[Data entries]
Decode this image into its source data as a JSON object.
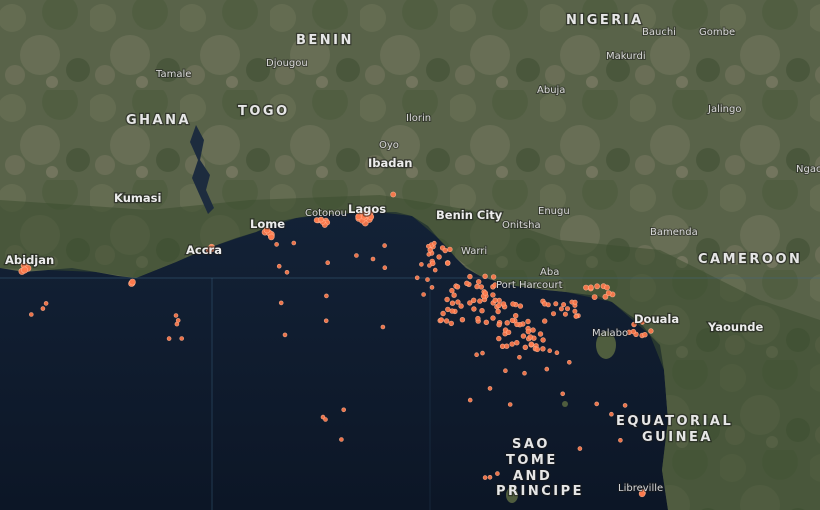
{
  "map": {
    "countries": [
      {
        "id": "nigeria",
        "text": "NIGERIA"
      },
      {
        "id": "benin",
        "text": "BENIN"
      },
      {
        "id": "togo",
        "text": "TOGO"
      },
      {
        "id": "ghana",
        "text": "GHANA"
      },
      {
        "id": "cameroon",
        "text": "CAMEROON"
      },
      {
        "id": "eq-guinea-1",
        "text": "EQUATORIAL"
      },
      {
        "id": "eq-guinea-2",
        "text": "GUINEA"
      },
      {
        "id": "stp-1",
        "text": "SAO"
      },
      {
        "id": "stp-2",
        "text": "TOME"
      },
      {
        "id": "stp-3",
        "text": "AND"
      },
      {
        "id": "stp-4",
        "text": "PRINCIPE"
      }
    ],
    "cities_major": [
      {
        "id": "kumasi",
        "text": "Kumasi"
      },
      {
        "id": "accra",
        "text": "Accra"
      },
      {
        "id": "lome",
        "text": "Lome"
      },
      {
        "id": "lagos",
        "text": "Lagos"
      },
      {
        "id": "ibadan",
        "text": "Ibadan"
      },
      {
        "id": "benin-city",
        "text": "Benin City"
      },
      {
        "id": "abidjan",
        "text": "Abidjan"
      },
      {
        "id": "yaounde",
        "text": "Yaounde"
      },
      {
        "id": "douala",
        "text": "Douala"
      }
    ],
    "cities_minor": [
      {
        "id": "tamale",
        "text": "Tamale"
      },
      {
        "id": "djougou",
        "text": "Djougou"
      },
      {
        "id": "ilorin",
        "text": "Ilorin"
      },
      {
        "id": "oyo",
        "text": "Oyo"
      },
      {
        "id": "cotonou",
        "text": "Cotonou"
      },
      {
        "id": "warri",
        "text": "Warri"
      },
      {
        "id": "onitsha",
        "text": "Onitsha"
      },
      {
        "id": "enugu",
        "text": "Enugu"
      },
      {
        "id": "aba",
        "text": "Aba"
      },
      {
        "id": "port-harcourt",
        "text": "Port Harcourt"
      },
      {
        "id": "abuja",
        "text": "Abuja"
      },
      {
        "id": "bauchi",
        "text": "Bauchi"
      },
      {
        "id": "gombe",
        "text": "Gombe"
      },
      {
        "id": "jalingo",
        "text": "Jalingo"
      },
      {
        "id": "makurdi",
        "text": "Makurdi"
      },
      {
        "id": "bamenda",
        "text": "Bamenda"
      },
      {
        "id": "malabo",
        "text": "Malabo"
      },
      {
        "id": "libreville",
        "text": "Libreville"
      },
      {
        "id": "ngaoundere",
        "text": "Ngao"
      }
    ],
    "colors": {
      "ocean": "#0f1a2c",
      "land": "#4a5a3a",
      "marker": "#ff7a4d"
    }
  }
}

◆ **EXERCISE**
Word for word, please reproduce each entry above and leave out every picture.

◆ **TASK ANSWER**
Decode this image into its source data as a JSON object.
{
  "map": {
    "countries": [
      {
        "id": "nigeria",
        "text": "NIGERIA"
      },
      {
        "id": "benin",
        "text": "BENIN"
      },
      {
        "id": "togo",
        "text": "TOGO"
      },
      {
        "id": "ghana",
        "text": "GHANA"
      },
      {
        "id": "cameroon",
        "text": "CAMEROON"
      },
      {
        "id": "eq-guinea-1",
        "text": "EQUATORIAL"
      },
      {
        "id": "eq-guinea-2",
        "text": "GUINEA"
      },
      {
        "id": "stp-1",
        "text": "SAO"
      },
      {
        "id": "stp-2",
        "text": "TOME"
      },
      {
        "id": "stp-3",
        "text": "AND"
      },
      {
        "id": "stp-4",
        "text": "PRINCIPE"
      }
    ],
    "cities_major": [
      {
        "id": "kumasi",
        "text": "Kumasi"
      },
      {
        "id": "accra",
        "text": "Accra"
      },
      {
        "id": "lome",
        "text": "Lome"
      },
      {
        "id": "lagos",
        "text": "Lagos"
      },
      {
        "id": "ibadan",
        "text": "Ibadan"
      },
      {
        "id": "benin-city",
        "text": "Benin City"
      },
      {
        "id": "abidjan",
        "text": "Abidjan"
      },
      {
        "id": "yaounde",
        "text": "Yaounde"
      },
      {
        "id": "douala",
        "text": "Douala"
      }
    ],
    "cities_minor": [
      {
        "id": "tamale",
        "text": "Tamale"
      },
      {
        "id": "djougou",
        "text": "Djougou"
      },
      {
        "id": "ilorin",
        "text": "Ilorin"
      },
      {
        "id": "oyo",
        "text": "Oyo"
      },
      {
        "id": "cotonou",
        "text": "Cotonou"
      },
      {
        "id": "warri",
        "text": "Warri"
      },
      {
        "id": "onitsha",
        "text": "Onitsha"
      },
      {
        "id": "enugu",
        "text": "Enugu"
      },
      {
        "id": "aba",
        "text": "Aba"
      },
      {
        "id": "port-harcourt",
        "text": "Port Harcourt"
      },
      {
        "id": "abuja",
        "text": "Abuja"
      },
      {
        "id": "bauchi",
        "text": "Bauchi"
      },
      {
        "id": "gombe",
        "text": "Gombe"
      },
      {
        "id": "jalingo",
        "text": "Jalingo"
      },
      {
        "id": "makurdi",
        "text": "Makurdi"
      },
      {
        "id": "bamenda",
        "text": "Bamenda"
      },
      {
        "id": "malabo",
        "text": "Malabo"
      },
      {
        "id": "libreville",
        "text": "Libreville"
      },
      {
        "id": "ngaoundere",
        "text": "Ngao"
      }
    ],
    "colors": {
      "ocean": "#0f1a2c",
      "land": "#4a5a3a",
      "marker": "#ff7a4d"
    }
  }
}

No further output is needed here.